If the encoding has been declared as UTF-8, and it it actually is UTF-8, then you can be pretty safe that are all browsers get the characters right. Whether they display them depends partly on availability of fonts, partly on
font-family settings in CSS; see my Guide to using special characters in HTML. It does not depend on the OS.
Regarding Korean (Hangul) characters, the Fileformat.info data on font support seems to be too limited (I have reported this to the author). In addition to fonts listed there, at least the following fonts contain them, or at least a large part of them: Batang, BatangChe, Dotum, DotumChe, Gulim, GulimChe, Gungsuh, GugsuhChe, Malgun Gothic, Sun-ExtA.
So you could write a long list of fonts (in order of preference) containing Korean characters, as the
font-family value. I would expect this to work in most modern computers, but not all. To maximize the odds, you would need to use a downloadable font (web font) via

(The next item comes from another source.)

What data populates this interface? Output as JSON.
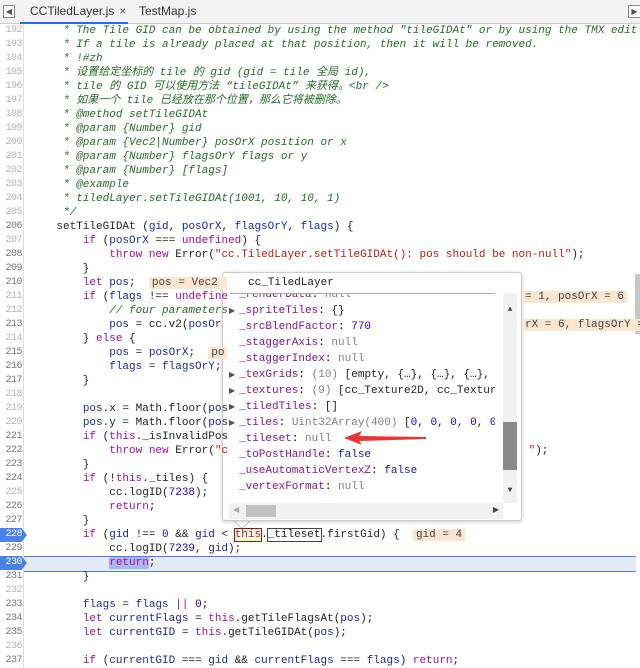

@font-face, such as Sun-ExtA, which appears to be a free font, available from Alan Wood’s repository. Beware that it is a large font, and you would need it in a few formats, generated e.g. with FontSquirrel, to cover different browsers. Like most large fonts, it has one (regular) typeface only, so you should not try to use it as bold or italic; make sure you override and bold and italic settings that browsers tend to have for many HTML elements, like heading elements.